With the backing of some of the borough’s most powerful institutions–the party machine and Vito Lopez’s vaunted Bushwick United Democratic Club–Saitta has the upper hand, most insiders say. But to hear Lopez tell it, his candidate is the David going up against Velázquez’s Goliath, fortified by Towns and Fisher. “It’s a grassroots Legal Services person with little money running against the political establishment,” says Lopez. “It’s me against two members of Congress and a City Councilmember who wants to run for mayor. That’s what it’s down to.”
As for the contention that this seat should go to a Latino, Lopez notes that the district is fairly diverse, with a sizable Polish and Italian community. “My club has helped elect seven Latinos to the bench,” he says. “Many whites in my district are asking for some balance.”

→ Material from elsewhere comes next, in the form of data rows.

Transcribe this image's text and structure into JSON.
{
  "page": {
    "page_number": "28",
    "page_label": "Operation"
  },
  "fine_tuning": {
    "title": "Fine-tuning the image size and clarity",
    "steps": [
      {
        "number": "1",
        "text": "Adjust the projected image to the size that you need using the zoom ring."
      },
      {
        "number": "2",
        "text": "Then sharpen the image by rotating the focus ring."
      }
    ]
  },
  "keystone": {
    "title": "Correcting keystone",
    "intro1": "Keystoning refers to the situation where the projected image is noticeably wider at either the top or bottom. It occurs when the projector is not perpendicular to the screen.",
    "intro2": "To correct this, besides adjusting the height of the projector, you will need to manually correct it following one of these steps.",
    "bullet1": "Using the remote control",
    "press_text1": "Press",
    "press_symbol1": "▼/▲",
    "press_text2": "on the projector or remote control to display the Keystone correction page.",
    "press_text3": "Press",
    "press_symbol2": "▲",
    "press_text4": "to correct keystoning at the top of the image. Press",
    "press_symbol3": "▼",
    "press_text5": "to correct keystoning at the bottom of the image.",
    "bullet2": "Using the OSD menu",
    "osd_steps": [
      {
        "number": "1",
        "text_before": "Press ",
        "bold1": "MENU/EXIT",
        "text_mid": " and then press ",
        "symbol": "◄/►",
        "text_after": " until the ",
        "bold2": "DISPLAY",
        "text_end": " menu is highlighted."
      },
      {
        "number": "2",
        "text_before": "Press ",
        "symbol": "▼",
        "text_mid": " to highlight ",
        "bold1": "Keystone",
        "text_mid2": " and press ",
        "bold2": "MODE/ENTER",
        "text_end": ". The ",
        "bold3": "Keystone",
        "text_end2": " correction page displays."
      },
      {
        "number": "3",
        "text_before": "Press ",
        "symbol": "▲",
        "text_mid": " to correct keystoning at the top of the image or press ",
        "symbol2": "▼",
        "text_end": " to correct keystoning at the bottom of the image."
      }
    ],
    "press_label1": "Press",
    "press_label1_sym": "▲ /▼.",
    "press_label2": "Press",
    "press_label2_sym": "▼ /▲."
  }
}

Lopez has his own weaknesses, too. Many Democrats resent the fact that county leaders allow Lopez to pick highly coveted judgeships, since he has repeatedly–and sometimes brazenly–endorsed Republicans over the years, from Rudy Giuliani to Al D’Amato. But Lopez remains important to the county organization for his ability to marshal resources and get out votes for candidates, and that will work in Saitta’s favor this fall. “County made a deal,” one senate staffer explains. “If you can’t beat Vito, you might as well join him.”